* **Work task**: When you come to a picture, pass over it, and set down the entries below exactly.

* **Material provided**:

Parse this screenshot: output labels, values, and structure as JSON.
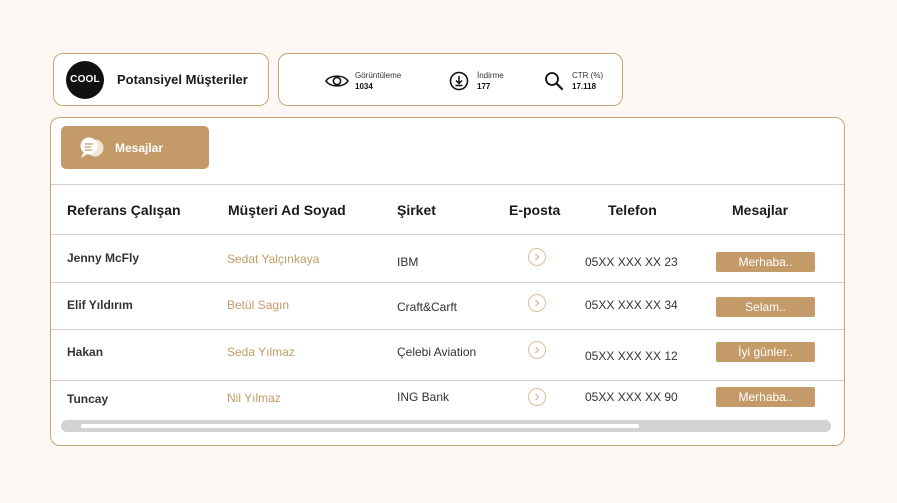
{
  "brand": {
    "logo_text": "COOL",
    "title": "Potansiyel Müşteriler"
  },
  "stats": [
    {
      "icon": "eye-icon",
      "label": "Görüntüleme",
      "value": "1034"
    },
    {
      "icon": "download-icon",
      "label": "İndirme",
      "value": "177"
    },
    {
      "icon": "search-icon",
      "label": "CTR (%)",
      "value": "17.118"
    }
  ],
  "toolbar": {
    "messages_label": "Mesajlar"
  },
  "table": {
    "headers": [
      "Referans Çalışan",
      "Müşteri Ad Soyad",
      "Şirket",
      "E-posta",
      "Telefon",
      "Mesajlar"
    ],
    "rows": [
      {
        "ref": "Jenny McFly",
        "customer": "Sedat Yalçınkaya",
        "company": "IBM",
        "phone": "05XX XXX XX 23",
        "message": "Merhaba.."
      },
      {
        "ref": "Elif Yıldırım",
        "customer": "Betül Sagın",
        "company": "Craft&Carft",
        "phone": "05XX XXX XX 34",
        "message": "Selam.."
      },
      {
        "ref": "Hakan",
        "customer": "Seda Yılmaz",
        "company": "Çelebi Aviation",
        "phone": "05XX XXX XX 12",
        "message": "İyi günler.."
      },
      {
        "ref": "Tuncay",
        "customer": "Nil Yılmaz",
        "company": "ING Bank",
        "phone": "05XX XXX XX 90",
        "message": "Merhaba.."
      }
    ]
  },
  "colors": {
    "accent": "#c49b68",
    "border": "#c9a677",
    "background": "#fdf8f4"
  }
}
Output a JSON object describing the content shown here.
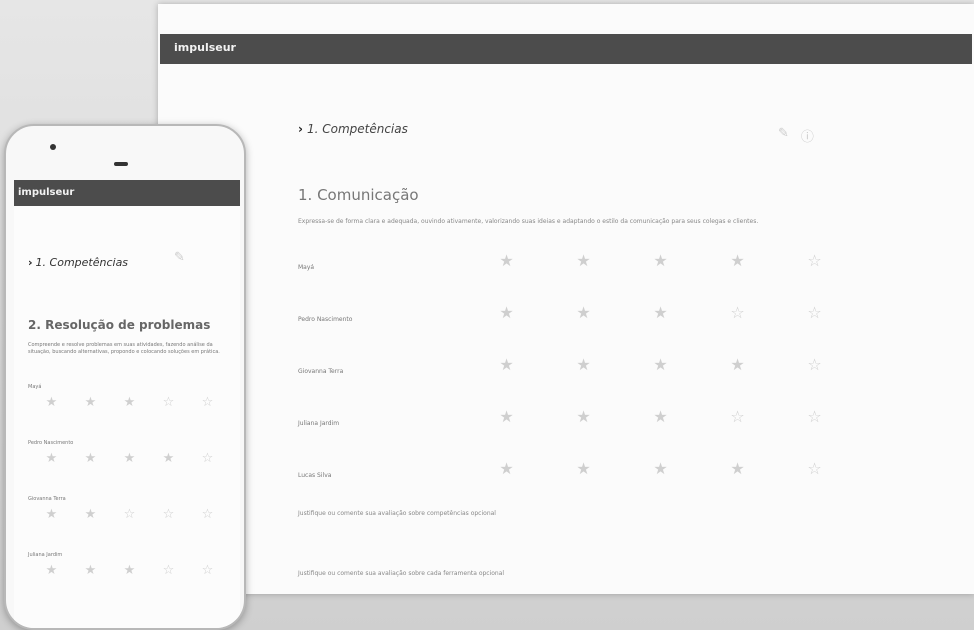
{
  "app": {
    "logo": "impulseur"
  },
  "desktop": {
    "breadcrumb": "1. Competências",
    "section_title": "1. Comunicação",
    "description": "Expressa-se de forma clara e adequada, ouvindo ativamente, valorizando suas ideias e adaptando o estilo da comunicação para seus colegas e clientes.",
    "rows": [
      {
        "label": "Mayá",
        "stars": [
          {
            "glyph": "★",
            "caption": ""
          },
          {
            "glyph": "★",
            "caption": ""
          },
          {
            "glyph": "★",
            "caption": ""
          },
          {
            "glyph": "★",
            "caption": ""
          },
          {
            "glyph": "☆",
            "caption": ""
          }
        ]
      },
      {
        "label": "Pedro Nascimento",
        "stars": [
          {
            "glyph": "★",
            "caption": ""
          },
          {
            "glyph": "★",
            "caption": ""
          },
          {
            "glyph": "★",
            "caption": ""
          },
          {
            "glyph": "☆",
            "caption": ""
          },
          {
            "glyph": "☆",
            "caption": ""
          }
        ]
      },
      {
        "label": "Giovanna Terra",
        "stars": [
          {
            "glyph": "★",
            "caption": ""
          },
          {
            "glyph": "★",
            "caption": ""
          },
          {
            "glyph": "★",
            "caption": ""
          },
          {
            "glyph": "★",
            "caption": ""
          },
          {
            "glyph": "☆",
            "caption": ""
          }
        ]
      },
      {
        "label": "Juliana Jardim",
        "stars": [
          {
            "glyph": "★",
            "caption": ""
          },
          {
            "glyph": "★",
            "caption": ""
          },
          {
            "glyph": "★",
            "caption": ""
          },
          {
            "glyph": "☆",
            "caption": ""
          },
          {
            "glyph": "☆",
            "caption": ""
          }
        ]
      },
      {
        "label": "Lucas Silva",
        "stars": [
          {
            "glyph": "★",
            "caption": ""
          },
          {
            "glyph": "★",
            "caption": ""
          },
          {
            "glyph": "★",
            "caption": ""
          },
          {
            "glyph": "★",
            "caption": ""
          },
          {
            "glyph": "☆",
            "caption": ""
          }
        ]
      }
    ],
    "note_1": "Justifique ou comente sua avaliação sobre competências opcional",
    "note_2": "Justifique ou comente sua avaliação sobre cada ferramenta opcional"
  },
  "phone": {
    "breadcrumb": "1. Competências",
    "section_title": "2. Resolução de problemas",
    "description": "Compreende e resolve problemas em suas atividades, fazendo análise da situação, buscando alternativas, propondo e colocando soluções em prática.",
    "rows": [
      {
        "label": "Mayá",
        "stars": [
          {
            "glyph": "★",
            "caption": ""
          },
          {
            "glyph": "★",
            "caption": ""
          },
          {
            "glyph": "★",
            "caption": ""
          },
          {
            "glyph": "☆",
            "caption": ""
          },
          {
            "glyph": "☆",
            "caption": ""
          }
        ]
      },
      {
        "label": "Pedro Nascimento",
        "stars": [
          {
            "glyph": "★",
            "caption": ""
          },
          {
            "glyph": "★",
            "caption": ""
          },
          {
            "glyph": "★",
            "caption": ""
          },
          {
            "glyph": "★",
            "caption": ""
          },
          {
            "glyph": "☆",
            "caption": ""
          }
        ]
      },
      {
        "label": "Giovanna Terra",
        "stars": [
          {
            "glyph": "★",
            "caption": ""
          },
          {
            "glyph": "★",
            "caption": ""
          },
          {
            "glyph": "☆",
            "caption": ""
          },
          {
            "glyph": "☆",
            "caption": ""
          },
          {
            "glyph": "☆",
            "caption": ""
          }
        ]
      },
      {
        "label": "Juliana Jardim",
        "stars": [
          {
            "glyph": "★",
            "caption": ""
          },
          {
            "glyph": "★",
            "caption": ""
          },
          {
            "glyph": "★",
            "caption": ""
          },
          {
            "glyph": "☆",
            "caption": ""
          },
          {
            "glyph": "☆",
            "caption": ""
          }
        ]
      }
    ]
  },
  "colors": {
    "header_bar": "#4c4c4c",
    "star": "#cfcfcf"
  }
}
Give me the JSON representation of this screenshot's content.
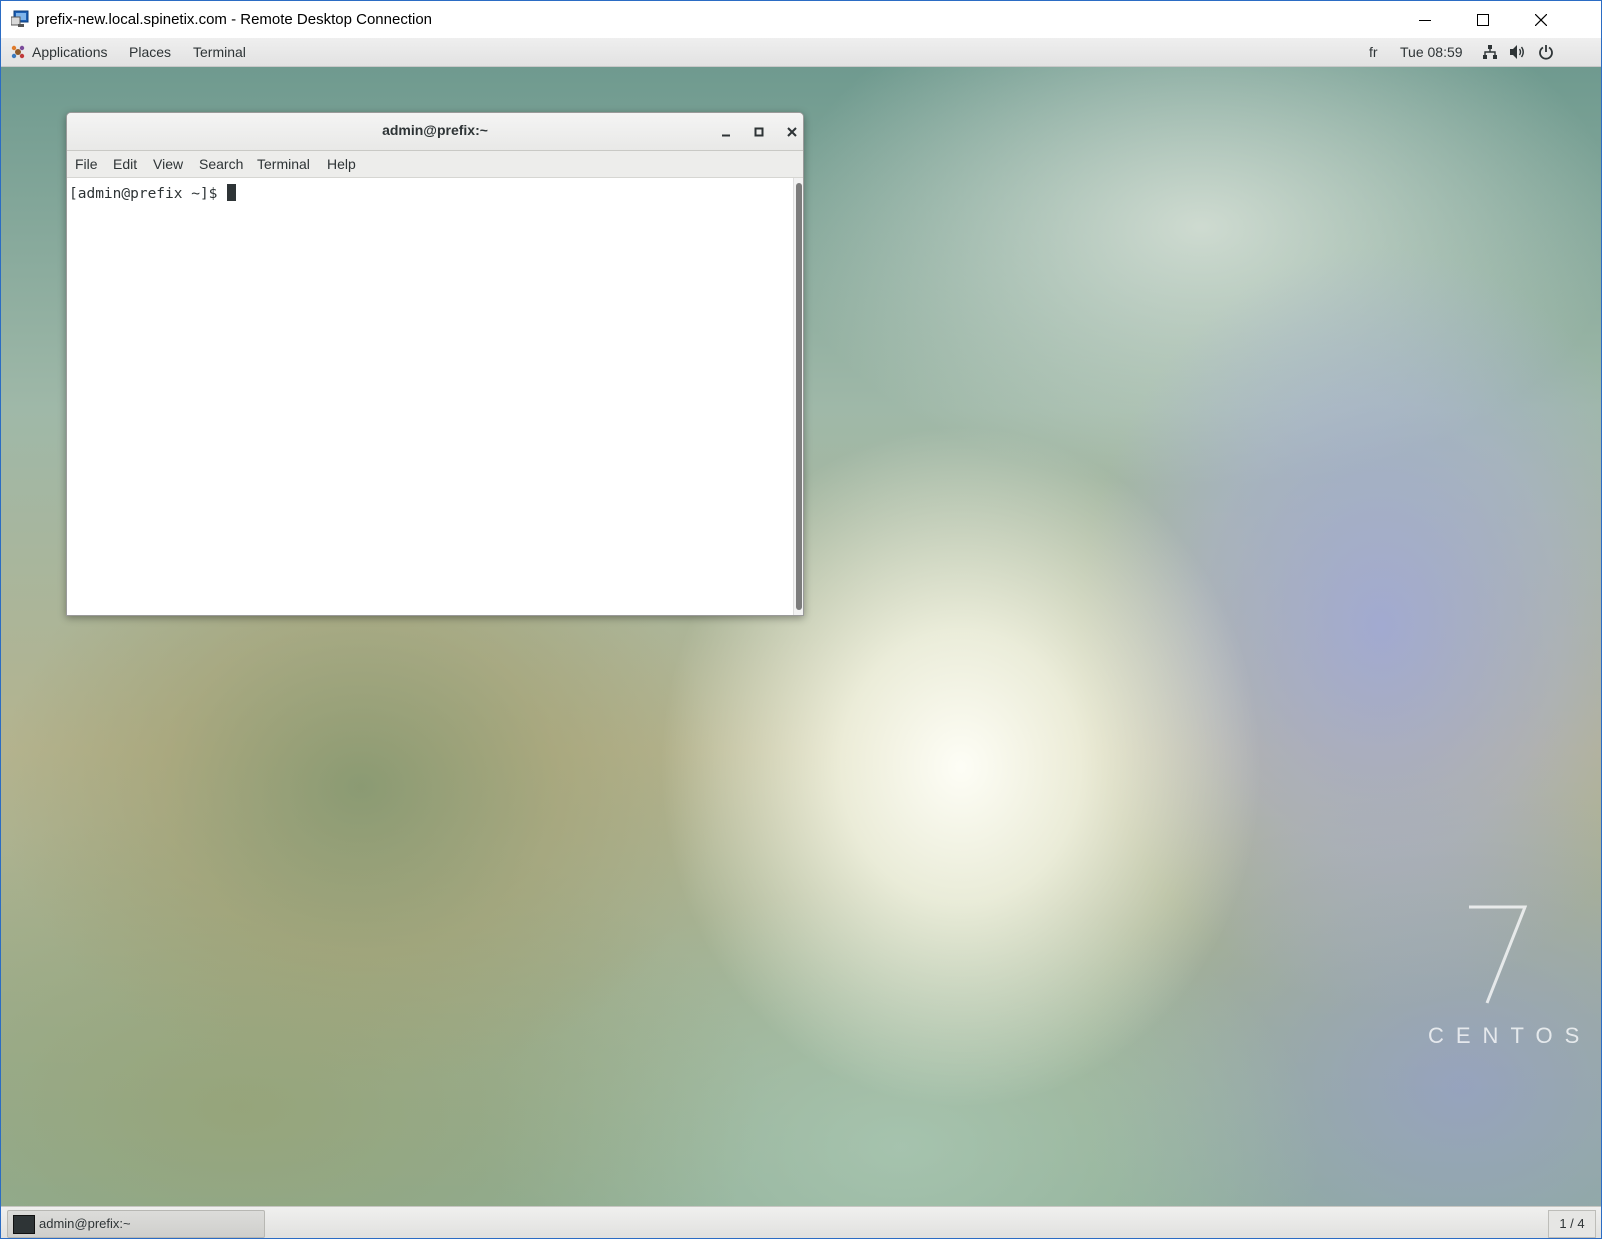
{
  "rdp_window": {
    "title": "prefix-new.local.spinetix.com - Remote Desktop Connection",
    "icon": "remote-desktop-icon",
    "controls": [
      "minimize-icon",
      "maximize-icon",
      "close-icon"
    ]
  },
  "gnome_panel": {
    "menus": [
      "Applications",
      "Places",
      "Terminal"
    ],
    "keyboard_layout": "fr",
    "clock": "Tue 08:59",
    "status_icons": [
      "network-icon",
      "volume-icon",
      "power-icon"
    ]
  },
  "terminal": {
    "title": "admin@prefix:~",
    "menu": [
      "File",
      "Edit",
      "View",
      "Search",
      "Terminal",
      "Help"
    ],
    "prompt": "[admin@prefix ~]$ ",
    "buttons": [
      "minimize-icon",
      "maximize-icon",
      "close-icon"
    ]
  },
  "desktop": {
    "branding_number": "7",
    "branding_text": "CENTOS"
  },
  "taskbar": {
    "task_label": "admin@prefix:~",
    "workspace": "1 / 4"
  },
  "colors": {
    "rdp_frame": "#2b6cc4",
    "panel_bg": "#e8e8e7",
    "terminal_text": "#2e3436"
  }
}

* **Reply to the task**:
Parse this screenshot: output labels, values, and structure as JSON.
{
  "brand": {
    "logo_text": "COOL",
    "title": "Potansiyel Müşteriler"
  },
  "stats": [
    {
      "icon": "eye-icon",
      "label": "Görüntüleme",
      "value": "1034"
    },
    {
      "icon": "download-icon",
      "label": "İndirme",
      "value": "177"
    },
    {
      "icon": "search-icon",
      "label": "CTR (%)",
      "value": "17.118"
    }
  ],
  "toolbar": {
    "messages_label": "Mesajlar"
  },
  "table": {
    "headers": [
      "Referans Çalışan",
      "Müşteri Ad Soyad",
      "Şirket",
      "E-posta",
      "Telefon",
      "Mesajlar"
    ],
    "rows": [
      {
        "ref": "Jenny McFly",
        "customer": "Sedat Yalçınkaya",
        "company": "IBM",
        "phone": "05XX XXX XX 23",
        "message": "Merhaba.."
      },
      {
        "ref": "Elif Yıldırım",
        "customer": "Betül Sagın",
        "company": "Craft&Carft",
        "phone": "05XX XXX XX 34",
        "message": "Selam.."
      },
      {
        "ref": "Hakan",
        "customer": "Seda Yılmaz",
        "company": "Çelebi Aviation",
        "phone": "05XX XXX XX 12",
        "message": "İyi günler.."
      },
      {
        "ref": "Tuncay",
        "customer": "Nil Yılmaz",
        "company": "ING Bank",
        "phone": "05XX XXX XX 90",
        "message": "Merhaba.."
      }
    ]
  },
  "colors": {
    "accent": "#c49b68",
    "border": "#c9a677",
    "background": "#fdf8f4"
  }
}
Output a JSON object describing the content shown here.
{
  "app": {
    "logo": "impulseur"
  },
  "desktop": {
    "breadcrumb": "1. Competências",
    "section_title": "1. Comunicação",
    "description": "Expressa-se de forma clara e adequada, ouvindo ativamente, valorizando suas ideias e adaptando o estilo da comunicação para seus colegas e clientes.",
    "rows": [
      {
        "label": "Mayá",
        "stars": [
          {
            "glyph": "★",
            "caption": ""
          },
          {
            "glyph": "★",
            "caption": ""
          },
          {
            "glyph": "★",
            "caption": ""
          },
          {
            "glyph": "★",
            "caption": ""
          },
          {
            "glyph": "☆",
            "caption": ""
          }
        ]
      },
      {
        "label": "Pedro Nascimento",
        "stars": [
          {
            "glyph": "★",
            "caption": ""
          },
          {
            "glyph": "★",
            "caption": ""
          },
          {
            "glyph": "★",
            "caption": ""
          },
          {
            "glyph": "☆",
            "caption": ""
          },
          {
            "glyph": "☆",
            "caption": ""
          }
        ]
      },
      {
        "label": "Giovanna Terra",
        "stars": [
          {
            "glyph": "★",
            "caption": ""
          },
          {
            "glyph": "★",
            "caption": ""
          },
          {
            "glyph": "★",
            "caption": ""
          },
          {
            "glyph": "★",
            "caption": ""
          },
          {
            "glyph": "☆",
            "caption": ""
          }
        ]
      },
      {
        "label": "Juliana Jardim",
        "stars": [
          {
            "glyph": "★",
            "caption": ""
          },
          {
            "glyph": "★",
            "caption": ""
          },
          {
            "glyph": "★",
            "caption": ""
          },
          {
            "glyph": "☆",
            "caption": ""
          },
          {
            "glyph": "☆",
            "caption": ""
          }
        ]
      },
      {
        "label": "Lucas Silva",
        "stars": [
          {
            "glyph": "★",
            "caption": ""
          },
          {
            "glyph": "★",
            "caption": ""
          },
          {
            "glyph": "★",
            "caption": ""
          },
          {
            "glyph": "★",
            "caption": ""
          },
          {
            "glyph": "☆",
            "caption": ""
          }
        ]
      }
    ],
    "note_1": "Justifique ou comente sua avaliação sobre competências opcional",
    "note_2": "Justifique ou comente sua avaliação sobre cada ferramenta opcional"
  },
  "phone": {
    "breadcrumb": "1. Competências",
    "section_title": "2. Resolução de problemas",
    "description": "Compreende e resolve problemas em suas atividades, fazendo análise da situação, buscando alternativas, propondo e colocando soluções em prática.",
    "rows": [
      {
        "label": "Mayá",
        "stars": [
          {
            "glyph": "★",
            "caption": ""
          },
          {
            "glyph": "★",
            "caption": ""
          },
          {
            "glyph": "★",
            "caption": ""
          },
          {
            "glyph": "☆",
            "caption": ""
          },
          {
            "glyph": "☆",
            "caption": ""
          }
        ]
      },
      {
        "label": "Pedro Nascimento",
        "stars": [
          {
            "glyph": "★",
            "caption": ""
          },
          {
            "glyph": "★",
            "caption": ""
          },
          {
            "glyph": "★",
            "caption": ""
          },
          {
            "glyph": "★",
            "caption": ""
          },
          {
            "glyph": "☆",
            "caption": ""
          }
        ]
      },
      {
        "label": "Giovanna Terra",
        "stars": [
          {
            "glyph": "★",
            "caption": ""
          },
          {
            "glyph": "★",
            "caption": ""
          },
          {
            "glyph": "☆",
            "caption": ""
          },
          {
            "glyph": "☆",
            "caption": ""
          },
          {
            "glyph": "☆",
            "caption": ""
          }
        ]
      },
      {
        "label": "Juliana Jardim",
        "stars": [
          {
            "glyph": "★",
            "caption": ""
          },
          {
            "glyph": "★",
            "caption": ""
          },
          {
            "glyph": "★",
            "caption": ""
          },
          {
            "glyph": "☆",
            "caption": ""
          },
          {
            "glyph": "☆",
            "caption": ""
          }
        ]
      }
    ]
  },
  "colors": {
    "header_bar": "#4c4c4c",
    "star": "#cfcfcf"
  }
}
Give me the JSON representation of this screenshot's content.
{
  "rdp_window": {
    "title": "prefix-new.local.spinetix.com - Remote Desktop Connection",
    "icon": "remote-desktop-icon",
    "controls": [
      "minimize-icon",
      "maximize-icon",
      "close-icon"
    ]
  },
  "gnome_panel": {
    "menus": [
      "Applications",
      "Places",
      "Terminal"
    ],
    "keyboard_layout": "fr",
    "clock": "Tue 08:59",
    "status_icons": [
      "network-icon",
      "volume-icon",
      "power-icon"
    ]
  },
  "terminal": {
    "title": "admin@prefix:~",
    "menu": [
      "File",
      "Edit",
      "View",
      "Search",
      "Terminal",
      "Help"
    ],
    "prompt": "[admin@prefix ~]$ ",
    "buttons": [
      "minimize-icon",
      "maximize-icon",
      "close-icon"
    ]
  },
  "desktop": {
    "branding_number": "7",
    "branding_text": "CENTOS"
  },
  "taskbar": {
    "task_label": "admin@prefix:~",
    "workspace": "1 / 4"
  },
  "colors": {
    "rdp_frame": "#2b6cc4",
    "panel_bg": "#e8e8e7",
    "terminal_text": "#2e3436"
  }
}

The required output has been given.